◆ **WHAT YOU NEED TO DO**
Copy, from the data below, each line that has the word "Machine".

◆ **DATA FOR ANALYSIS**
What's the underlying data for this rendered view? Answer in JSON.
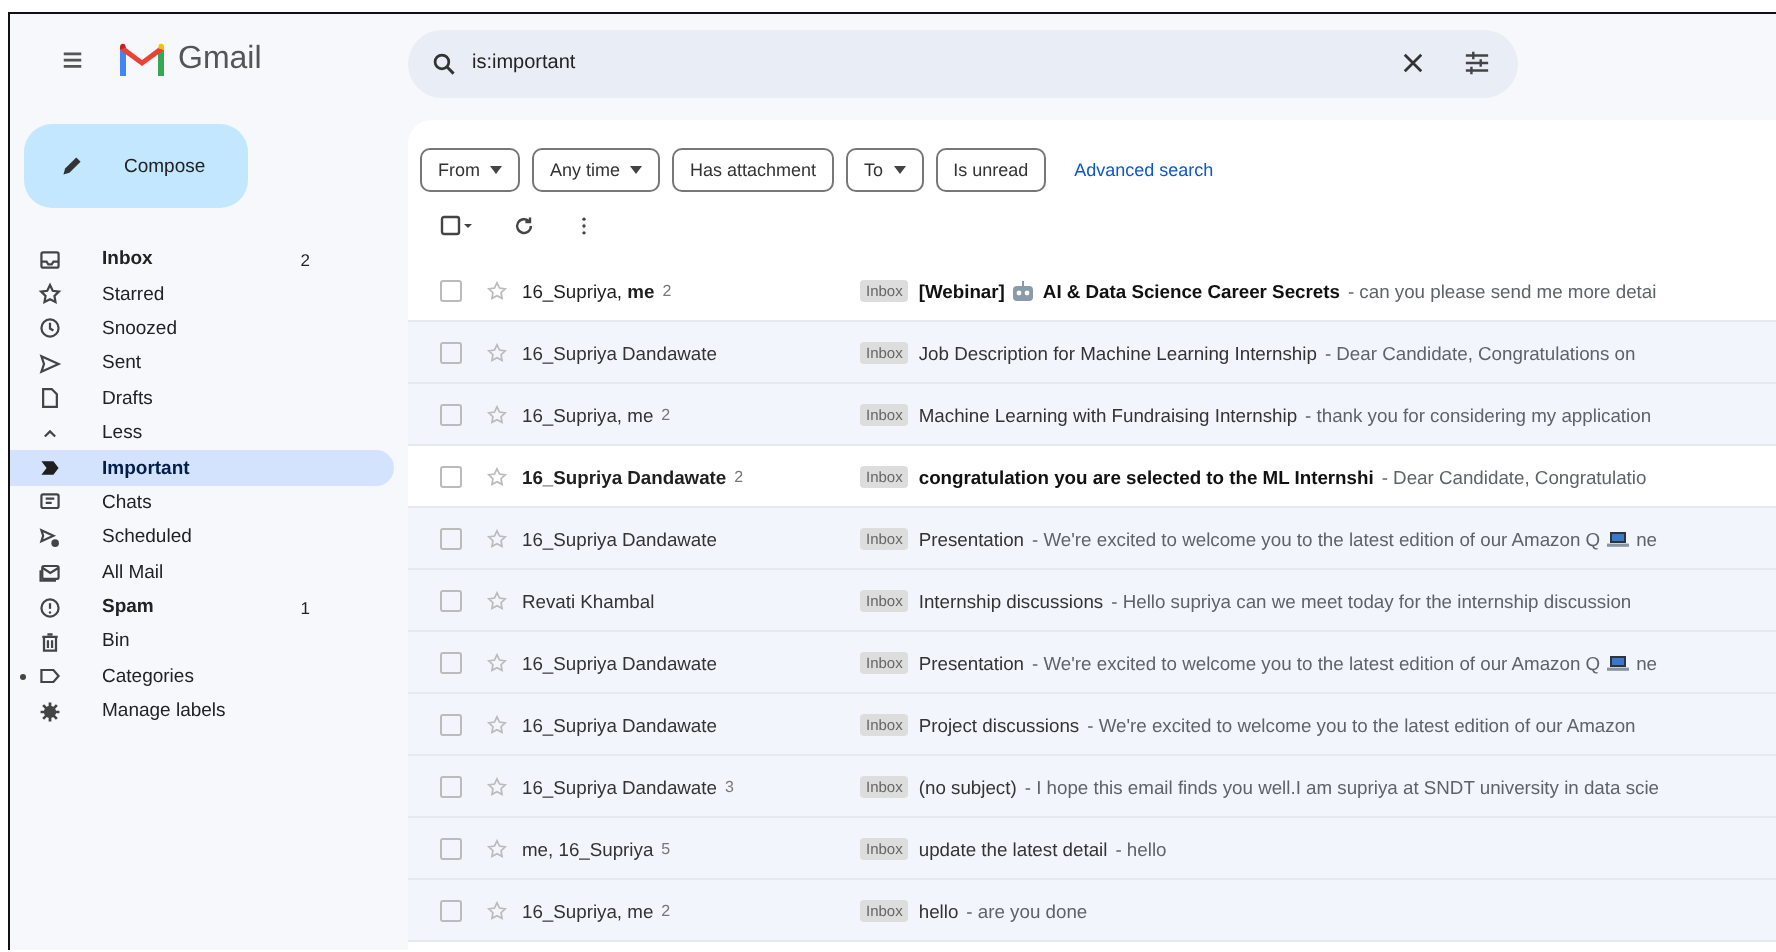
{
  "header": {
    "menu": "≡",
    "app_name": "Gmail"
  },
  "compose": {
    "label": "Compose"
  },
  "sidebar": {
    "items": [
      {
        "kind": "inbox",
        "label": "Inbox",
        "count": "2",
        "bold": true,
        "selected": false
      },
      {
        "kind": "star",
        "label": "Starred",
        "bold": false,
        "selected": false
      },
      {
        "kind": "clock",
        "label": "Snoozed",
        "bold": false,
        "selected": false
      },
      {
        "kind": "send",
        "label": "Sent",
        "bold": false,
        "selected": false
      },
      {
        "kind": "draft",
        "label": "Drafts",
        "bold": false,
        "selected": false
      },
      {
        "kind": "less",
        "label": "Less",
        "bold": false,
        "selected": false
      },
      {
        "kind": "important",
        "label": "Important",
        "bold": true,
        "selected": true
      },
      {
        "kind": "chat",
        "label": "Chats",
        "bold": false,
        "selected": false
      },
      {
        "kind": "scheduled",
        "label": "Scheduled",
        "bold": false,
        "selected": false
      },
      {
        "kind": "allmail",
        "label": "All Mail",
        "bold": false,
        "selected": false
      },
      {
        "kind": "spam",
        "label": "Spam",
        "count": "1",
        "bold": true,
        "selected": false
      },
      {
        "kind": "bin",
        "label": "Bin",
        "bold": false,
        "selected": false
      },
      {
        "kind": "label",
        "label": "Categories",
        "bold": false,
        "selected": false
      },
      {
        "kind": "gear",
        "label": "Manage labels",
        "bold": false,
        "selected": false
      }
    ]
  },
  "search": {
    "value": "is:important"
  },
  "filters": [
    {
      "label": "From",
      "dropdown": true
    },
    {
      "label": "Any time",
      "dropdown": true
    },
    {
      "label": "Has attachment",
      "dropdown": false
    },
    {
      "label": "To",
      "dropdown": true
    },
    {
      "label": "Is unread",
      "dropdown": false
    }
  ],
  "advanced_search": "Advanced search",
  "select_all": {
    "checked": false
  },
  "messages": [
    {
      "sender": "16_Supriya, **me**",
      "sender_bold": false,
      "count": "2",
      "unread": true,
      "label": "Inbox",
      "subject": "[Webinar]",
      "subject_rest": "AI & Data Science Career Secrets",
      "snippet": "- can you please send me more detai"
    },
    {
      "sender": "16_Supriya Dandawate",
      "sender_bold": false,
      "unread": false,
      "label": "Inbox",
      "subject": "Job Description for Machine Learning Internship",
      "snippet": "- Dear Candidate, Congratulations on"
    },
    {
      "sender": "16_Supriya, me",
      "sender_bold": false,
      "count": "2",
      "unread": false,
      "label": "Inbox",
      "subject": "Machine Learning with Fundraising Internship",
      "snippet": "- thank you for considering my application"
    },
    {
      "sender": "16_Supriya Dandawate",
      "sender_bold": true,
      "count": "2",
      "unread": true,
      "label": "Inbox",
      "subject": "congratulation you are selected to the ML Internshi",
      "snippet": "- Dear Candidate, Congratulatio"
    },
    {
      "sender": "16_Supriya Dandawate",
      "sender_bold": false,
      "unread": false,
      "label": "Inbox",
      "subject": "Presentation",
      "snippet": "- We're excited to welcome you to the latest edition of our Amazon Q",
      "snippet_rest": "ne"
    },
    {
      "sender": "Revati Khambal",
      "sender_bold": false,
      "unread": false,
      "label": "Inbox",
      "subject": "Internship discussions",
      "snippet": "- Hello supriya can we meet today for the internship discussion"
    },
    {
      "sender": "16_Supriya Dandawate",
      "sender_bold": false,
      "unread": false,
      "label": "Inbox",
      "subject": "Presentation",
      "snippet": "- We're excited to welcome you to the latest edition of our Amazon Q",
      "snippet_rest": "ne"
    },
    {
      "sender": "16_Supriya Dandawate",
      "sender_bold": false,
      "unread": false,
      "label": "Inbox",
      "subject": "Project discussions",
      "snippet": "- We're excited to welcome you to the latest edition of our Amazon"
    },
    {
      "sender": "16_Supriya Dandawate",
      "sender_bold": false,
      "count": "3",
      "unread": false,
      "label": "Inbox",
      "subject": "(no subject)",
      "snippet": "- I hope this email finds you well.I am supriya at SNDT university in data scie"
    },
    {
      "sender": "me, 16_Supriya",
      "sender_bold": false,
      "count": "5",
      "unread": false,
      "label": "Inbox",
      "subject": "update the latest detail",
      "snippet": "- hello"
    },
    {
      "sender": "16_Supriya, me",
      "sender_bold": false,
      "count": "2",
      "unread": false,
      "label": "Inbox",
      "subject": "hello",
      "snippet": "- are you done"
    }
  ]
}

◆ **THE COMPLETED TASK**
      "subject": "Job Description for Machine Learning Internship",
      "subject": "Machine Learning with Fundraising Internship",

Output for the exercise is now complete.